* [Task brief]
Could you copy each line of the entries that contains "selected"?

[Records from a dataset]
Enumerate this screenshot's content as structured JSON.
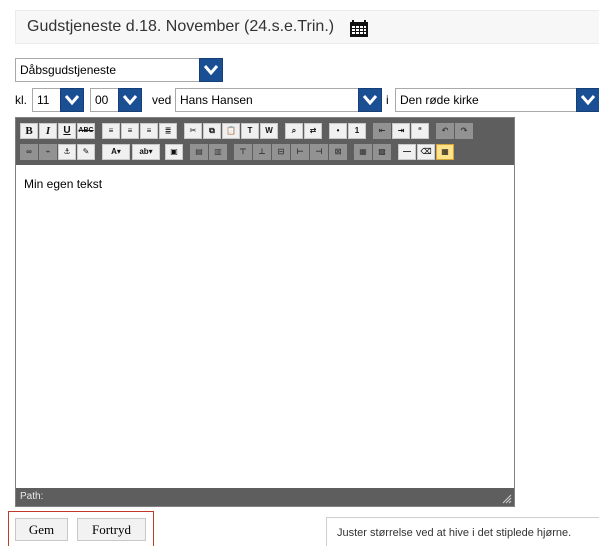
{
  "header": {
    "title": "Gudstjeneste d.18. November (24.s.e.Trin.)",
    "calendar_icon": "calendar-icon"
  },
  "form": {
    "service_type": {
      "selected": "Dåbsgudstjeneste"
    },
    "time_prefix": "kl.",
    "hour": {
      "selected": "11"
    },
    "minute": {
      "selected": "00"
    },
    "by_label": "ved",
    "priest": {
      "selected": "Hans Hansen"
    },
    "in_label": "i",
    "church": {
      "selected": "Den røde kirke"
    }
  },
  "editor": {
    "content": "Min egen tekst",
    "path_label": "Path:",
    "toolbar_row1": [
      "B",
      "I",
      "U",
      "ABC",
      "align-left",
      "align-center",
      "align-right",
      "align-justify",
      "cut",
      "copy",
      "paste",
      "paste-text",
      "paste-word",
      "find",
      "replace",
      "bullets",
      "numbering",
      "outdent",
      "indent",
      "blockquote",
      "undo",
      "redo"
    ],
    "toolbar_row2": [
      "link",
      "unlink",
      "anchor",
      "cleanup",
      "forecolor",
      "backcolor",
      "insert-image",
      "table",
      "row",
      "col",
      "split",
      "merge",
      "delete",
      "hr",
      "eraser",
      "visualaid"
    ]
  },
  "actions": {
    "save_label": "Gem",
    "cancel_label": "Fortryd"
  },
  "hint_text": "Juster størrelse ved at hive i det stiplede hjørne.",
  "colors": {
    "dropdown_arrow": "#1b4f93",
    "toolbar_bg": "#5e5e5e",
    "highlight_frame": "#c0392b"
  }
}
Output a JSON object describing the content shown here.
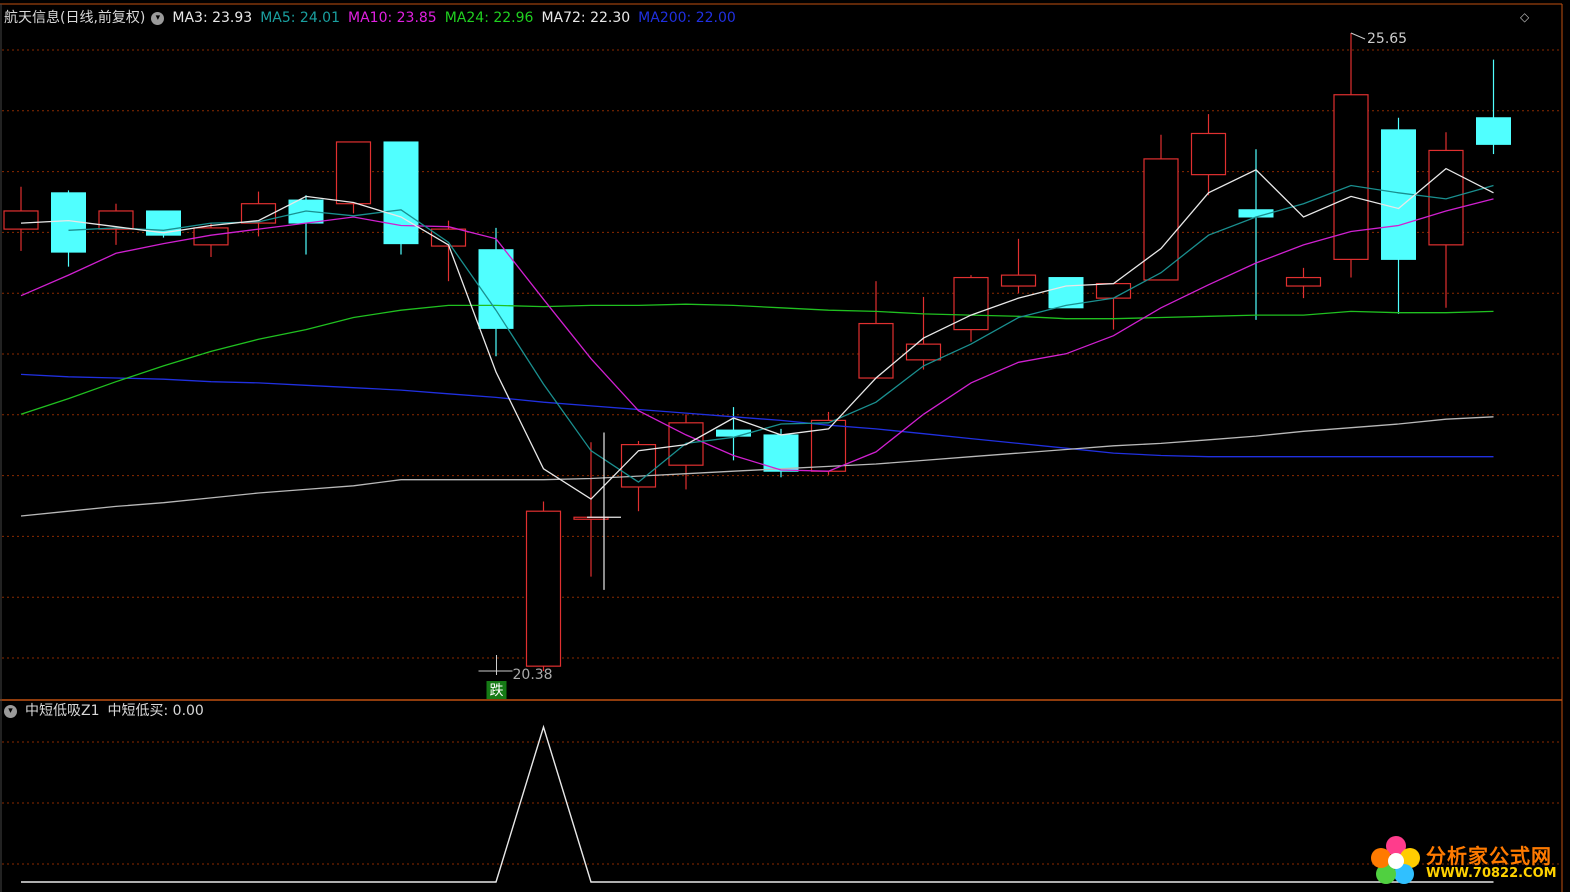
{
  "header": {
    "stock": "航天信息(日线,前复权)",
    "ma": [
      {
        "label": "MA3: 23.93",
        "color": "#e8e8e8"
      },
      {
        "label": "MA5: 24.01",
        "color": "#1aa0a0"
      },
      {
        "label": "MA10: 23.85",
        "color": "#e020e0"
      },
      {
        "label": "MA24: 22.96",
        "color": "#20d020"
      },
      {
        "label": "MA72: 22.30",
        "color": "#e8e8e8"
      },
      {
        "label": "MA200: 22.00",
        "color": "#2030e0"
      }
    ]
  },
  "annotations": {
    "high_label": "25.65",
    "low_label": "20.38",
    "signal_label": "跌"
  },
  "sub_panel": {
    "indicator": "中短低吸Z1",
    "value_label": "中短低买: 0.00"
  },
  "watermark": {
    "name": "分析家公式网",
    "url": "WWW.70822.COM"
  },
  "colors": {
    "up": "#e03030",
    "down": "#50ffff",
    "grid": "#8a2a00",
    "frame": "#c05010"
  },
  "chart_data": [
    {
      "type": "candlestick",
      "price_range": [
        20.38,
        25.65
      ],
      "candles": [
        {
          "o": 24.03,
          "h": 24.38,
          "l": 23.85,
          "c": 24.18
        },
        {
          "o": 24.33,
          "h": 24.35,
          "l": 23.72,
          "c": 23.84
        },
        {
          "o": 24.03,
          "h": 24.24,
          "l": 23.9,
          "c": 24.18
        },
        {
          "o": 24.18,
          "h": 24.18,
          "l": 23.96,
          "c": 23.98
        },
        {
          "o": 23.9,
          "h": 24.08,
          "l": 23.8,
          "c": 24.04
        },
        {
          "o": 24.08,
          "h": 24.34,
          "l": 23.97,
          "c": 24.24
        },
        {
          "o": 24.27,
          "h": 24.31,
          "l": 23.82,
          "c": 24.08
        },
        {
          "o": 24.24,
          "h": 24.75,
          "l": 24.16,
          "c": 24.75
        },
        {
          "o": 24.75,
          "h": 24.75,
          "l": 23.82,
          "c": 23.91
        },
        {
          "o": 23.89,
          "h": 24.1,
          "l": 23.6,
          "c": 24.03
        },
        {
          "o": 23.86,
          "h": 24.04,
          "l": 22.98,
          "c": 23.21
        },
        {
          "o": 20.42,
          "h": 21.78,
          "l": 20.38,
          "c": 21.7
        },
        {
          "o": 21.65,
          "h": 22.27,
          "l": 21.16,
          "c": 21.65
        },
        {
          "o": 21.9,
          "h": 22.28,
          "l": 21.7,
          "c": 22.25
        },
        {
          "o": 22.08,
          "h": 22.5,
          "l": 21.88,
          "c": 22.43
        },
        {
          "o": 22.37,
          "h": 22.56,
          "l": 22.12,
          "c": 22.32
        },
        {
          "o": 22.33,
          "h": 22.38,
          "l": 21.98,
          "c": 22.03
        },
        {
          "o": 22.03,
          "h": 22.52,
          "l": 22.0,
          "c": 22.45
        },
        {
          "o": 22.8,
          "h": 23.6,
          "l": 22.8,
          "c": 23.25
        },
        {
          "o": 22.95,
          "h": 23.47,
          "l": 22.87,
          "c": 23.08
        },
        {
          "o": 23.2,
          "h": 23.65,
          "l": 23.1,
          "c": 23.63
        },
        {
          "o": 23.56,
          "h": 23.95,
          "l": 23.5,
          "c": 23.65
        },
        {
          "o": 23.63,
          "h": 23.63,
          "l": 23.45,
          "c": 23.38
        },
        {
          "o": 23.46,
          "h": 23.58,
          "l": 23.2,
          "c": 23.58
        },
        {
          "o": 23.61,
          "h": 24.81,
          "l": 23.61,
          "c": 24.61
        },
        {
          "o": 24.48,
          "h": 24.98,
          "l": 24.31,
          "c": 24.82
        },
        {
          "o": 24.19,
          "h": 24.69,
          "l": 23.28,
          "c": 24.13
        },
        {
          "o": 23.56,
          "h": 23.71,
          "l": 23.46,
          "c": 23.63
        },
        {
          "o": 23.78,
          "h": 25.65,
          "l": 23.63,
          "c": 25.14
        },
        {
          "o": 24.85,
          "h": 24.95,
          "l": 23.33,
          "c": 23.78
        },
        {
          "o": 23.9,
          "h": 24.83,
          "l": 23.38,
          "c": 24.68
        },
        {
          "o": 24.95,
          "h": 25.43,
          "l": 24.65,
          "c": 24.73
        }
      ],
      "ma3": [
        24.08,
        24.1,
        24.05,
        24.0,
        24.06,
        24.1,
        24.3,
        24.25,
        24.13,
        23.9,
        22.85,
        22.05,
        21.8,
        22.2,
        22.25,
        22.47,
        22.33,
        22.38,
        22.8,
        23.13,
        23.32,
        23.46,
        23.56,
        23.58,
        23.87,
        24.33,
        24.52,
        24.13,
        24.3,
        24.2,
        24.53,
        24.33
      ],
      "ma5": [
        null,
        24.02,
        24.04,
        24.02,
        24.08,
        24.09,
        24.18,
        24.14,
        24.19,
        23.92,
        23.36,
        22.75,
        22.2,
        21.94,
        22.26,
        22.31,
        22.42,
        22.43,
        22.6,
        22.9,
        23.08,
        23.3,
        23.4,
        23.46,
        23.67,
        23.98,
        24.13,
        24.24,
        24.39,
        24.33,
        24.28,
        24.39
      ],
      "ma10": [
        23.48,
        23.65,
        23.83,
        23.91,
        23.98,
        24.03,
        24.08,
        24.13,
        24.06,
        24.05,
        23.95,
        23.45,
        22.96,
        22.53,
        22.33,
        22.16,
        22.04,
        22.03,
        22.19,
        22.5,
        22.76,
        22.93,
        23.0,
        23.15,
        23.38,
        23.57,
        23.75,
        23.9,
        24.01,
        24.06,
        24.18,
        24.28
      ],
      "ma24": [
        22.5,
        22.63,
        22.77,
        22.9,
        23.02,
        23.12,
        23.2,
        23.3,
        23.36,
        23.4,
        23.4,
        23.39,
        23.4,
        23.4,
        23.41,
        23.4,
        23.38,
        23.36,
        23.35,
        23.33,
        23.32,
        23.31,
        23.29,
        23.29,
        23.3,
        23.31,
        23.32,
        23.32,
        23.35,
        23.34,
        23.34,
        23.35
      ],
      "ma72": [
        21.66,
        21.7,
        21.74,
        21.77,
        21.81,
        21.85,
        21.88,
        21.91,
        21.96,
        21.96,
        21.96,
        21.96,
        21.97,
        21.99,
        22.01,
        22.03,
        22.05,
        22.07,
        22.09,
        22.12,
        22.15,
        22.18,
        22.21,
        22.24,
        22.26,
        22.29,
        22.32,
        22.36,
        22.39,
        22.42,
        22.46,
        22.48
      ],
      "ma200": [
        22.83,
        22.81,
        22.8,
        22.79,
        22.77,
        22.76,
        22.74,
        22.72,
        22.7,
        22.67,
        22.64,
        22.6,
        22.57,
        22.54,
        22.51,
        22.48,
        22.45,
        22.41,
        22.38,
        22.34,
        22.3,
        22.26,
        22.22,
        22.18,
        22.16,
        22.15,
        22.15,
        22.15,
        22.15,
        22.15,
        22.15,
        22.15
      ]
    },
    {
      "type": "line",
      "title": "中短低吸Z1",
      "values": [
        0,
        0,
        0,
        0,
        0,
        0,
        0,
        0,
        0,
        0,
        0,
        1,
        0,
        0,
        0,
        0,
        0,
        0,
        0,
        0,
        0,
        0,
        0,
        0,
        0,
        0,
        0,
        0,
        0,
        0,
        0,
        0
      ],
      "ylim": [
        0,
        1
      ]
    }
  ]
}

* [Answer box]
      "selected": "Dåbsgudstjeneste"
      "selected": "11"
      "selected": "00"
      "selected": "Hans Hansen"
      "selected": "Den røde kirke"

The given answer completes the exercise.